> WHAT YOU NEED TO DO
What is needed is an exact copy of all the entries.

> DATA LISTING
-.-.-

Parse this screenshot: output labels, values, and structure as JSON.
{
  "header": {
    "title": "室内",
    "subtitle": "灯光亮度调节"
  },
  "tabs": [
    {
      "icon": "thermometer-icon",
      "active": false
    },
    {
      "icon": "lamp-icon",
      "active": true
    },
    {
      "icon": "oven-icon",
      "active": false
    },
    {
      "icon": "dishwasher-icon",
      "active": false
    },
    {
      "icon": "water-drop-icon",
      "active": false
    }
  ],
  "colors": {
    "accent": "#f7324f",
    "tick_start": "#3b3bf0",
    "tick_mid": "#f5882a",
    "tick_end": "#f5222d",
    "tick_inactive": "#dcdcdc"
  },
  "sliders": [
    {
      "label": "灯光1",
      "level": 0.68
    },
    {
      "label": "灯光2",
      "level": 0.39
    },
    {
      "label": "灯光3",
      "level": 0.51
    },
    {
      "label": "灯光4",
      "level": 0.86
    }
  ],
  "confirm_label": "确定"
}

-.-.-

> RESPONSE TO THE TASK
Parse this screenshot: output labels, values, and structure as JSON.
{
  "header": {
    "title": "室内",
    "subtitle": "灯光亮度调节"
  },
  "tabs": [
    {
      "icon": "thermometer-icon",
      "active": false
    },
    {
      "icon": "lamp-icon",
      "active": true
    },
    {
      "icon": "oven-icon",
      "active": false
    },
    {
      "icon": "dishwasher-icon",
      "active": false
    },
    {
      "icon": "water-drop-icon",
      "active": false
    }
  ],
  "colors": {
    "accent": "#f7324f",
    "tick_start": "#3b3bf0",
    "tick_mid": "#f5882a",
    "tick_end": "#f5222d",
    "tick_inactive": "#dcdcdc"
  },
  "sliders": [
    {
      "label": "灯光1",
      "level": 0.68
    },
    {
      "label": "灯光2",
      "level": 0.39
    },
    {
      "label": "灯光3",
      "level": 0.51
    },
    {
      "label": "灯光4",
      "level": 0.86
    }
  ],
  "confirm_label": "确定"
}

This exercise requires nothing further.